Q&A: Ji Jin-hee

PUBLISHED : Saturday, 08 January, 2011, 12:00am
UPDATED : Saturday, 08 January, 2011, 12:00am

Historical dramas seem to be just the ticket for Korean actor Ji Jin-hee. His portrayal of a heroic judge in the 2003 hit television series Dae Jang Geum made him a familiar face across Asia and later led to a starring role in director Peter Chan Ho-sun's acclaimed film Perhaps Love.

A photographer before turning to acting in 1998, Ji was named top actor at the MBC Drama Awards in Seoul last week for another period drama, Dong Yi. The series was the highest-rated drama in South Korea when it aired last year and was voted Drama of the Year at the same award ceremony.

Ji, who plays King Sukjong in Dong Yi, was recently in town to promote the series, which is being screened on Cable TV.

Was your role in Dong Yi a challenge?

While preparing for the character, I discussed with the producer how I should interpret it. Since there have been kings in many different dramas and movies, I don't want to repeat what people have seen before, otherwise it would be meaningless.

We put in some serious thought on that before the shooting began. I was inspired by how Hugh Grant portrayed a British prime minister in Love Actually. Although he plays a leader of a nation, his interpretation is full of energy and youth. I also watched Henry III to see how a young king could be played.

Dong Yi was shot over 10 months. How was the shooting?

While we were in production, the network's labour union went on strike and shooting had to be halted for 10 days. But that provided us, the actors, with some time to communicate more with each other. When shooting resumed, everything went much more smoothly.

Dae Jang Geum was also shown in Europe and the US. Dong Yi had high ratings across Asia. Are historical dramas are lucky for you?

I felt lucky to have the chance to make Dae Jang Geum, which was very popular in many countries and won a lot of awards and recognition. But I don't really have a preference for historical dramas. They are usually very long, up to 60 episodes in a series, and viewers can really get into the story and follow the changes of the characters from the start.
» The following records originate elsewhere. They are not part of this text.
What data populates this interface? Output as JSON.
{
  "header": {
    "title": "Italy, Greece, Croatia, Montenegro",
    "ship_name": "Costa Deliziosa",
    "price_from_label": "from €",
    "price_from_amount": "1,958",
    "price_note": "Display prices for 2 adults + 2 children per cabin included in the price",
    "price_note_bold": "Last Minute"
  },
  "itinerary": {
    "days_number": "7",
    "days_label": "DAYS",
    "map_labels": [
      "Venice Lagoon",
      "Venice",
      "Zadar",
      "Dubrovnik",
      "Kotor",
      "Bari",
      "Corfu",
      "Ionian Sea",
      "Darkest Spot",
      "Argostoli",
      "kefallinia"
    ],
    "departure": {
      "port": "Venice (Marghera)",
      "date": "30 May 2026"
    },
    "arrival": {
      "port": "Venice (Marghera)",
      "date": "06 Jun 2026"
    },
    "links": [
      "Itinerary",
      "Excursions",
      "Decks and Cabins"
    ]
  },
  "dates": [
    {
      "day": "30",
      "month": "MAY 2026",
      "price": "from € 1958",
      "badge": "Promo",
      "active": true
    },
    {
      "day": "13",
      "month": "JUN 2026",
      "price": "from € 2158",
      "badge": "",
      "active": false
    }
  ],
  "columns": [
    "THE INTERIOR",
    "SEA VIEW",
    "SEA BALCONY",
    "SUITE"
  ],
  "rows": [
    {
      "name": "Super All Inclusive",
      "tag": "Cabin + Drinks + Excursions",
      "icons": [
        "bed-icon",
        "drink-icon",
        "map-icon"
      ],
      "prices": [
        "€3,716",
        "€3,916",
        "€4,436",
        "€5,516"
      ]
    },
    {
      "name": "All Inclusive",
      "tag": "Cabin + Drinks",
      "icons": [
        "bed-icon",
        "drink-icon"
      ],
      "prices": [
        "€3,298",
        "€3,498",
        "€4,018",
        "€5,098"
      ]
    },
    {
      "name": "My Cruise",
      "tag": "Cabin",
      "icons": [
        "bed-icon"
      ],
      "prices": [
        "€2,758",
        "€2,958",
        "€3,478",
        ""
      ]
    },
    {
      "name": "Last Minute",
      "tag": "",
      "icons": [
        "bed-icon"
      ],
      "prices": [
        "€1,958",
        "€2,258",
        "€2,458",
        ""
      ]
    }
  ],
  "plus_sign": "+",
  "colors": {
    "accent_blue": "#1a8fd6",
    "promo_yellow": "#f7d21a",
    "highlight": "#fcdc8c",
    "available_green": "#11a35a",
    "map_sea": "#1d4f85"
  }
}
They pay more attention to the acting. I think this is why my parts in historical dramas receive more feedback from audiences.

Many crew members from Dae Jang Geum were involved in the production of Dong Yi, so it was like a reunion with old friends. I was really happy to work with these great producers again. I think it was the largest drama production in the history of the network.

You just won top actor at the MBC Drama Awards. How did you feel?

Whether I receive an award is not really important. To me, what really matters is the process of making the drama. I'm content as long as I have fun during the shooting.

After making several historical dramas are you interested in history?

Yes, but not just Korean history. I think we all need to have some basic knowledge of world history; you need to know about the past to know about the future.

When Hong Kong actors appear in movies, few go back to making television dramas. But in Korea, it doesn't seem to be the case.

I have no special preference for movie, television or stage dramas. They are very different media, and I'm interested in all of them. In theatre, you have to perform with a strong voice, and you can see the audience reaction instantly. In movies, everything can be intricate and full of details. When making television dramas, there are many close-up shots and you are required to give dramatic expressions in some scenes. No matter what the medium is, I'm happy to try it if the topic is interesting and the script is good.

Your schedule is often packed with different projects. How do you balance your work and family life?

I bring my family along when I go overseas. While we can spend more time together, it's also an occasion for my family to have some fun. When I'm on set, I invite my wife and my son to come and see me work. This way he can see how hard his father works and my wife might realise that her husband's job is not so easy.

Do you have any new projects?

In March I'm going to be making a movie in the mainland. It's a romantic comedy but the actress has yet to be confirmed.

After Perhaps Love, do you want to take part in another Hong Kong movie production?

There are so many great directors and actors in Hong Kong. I like Infernal Affairs, and it would be great if there was a chance to work with its directors.

Dong Yi. 11pm, Monday to Fridays, Cable TV CEN Channel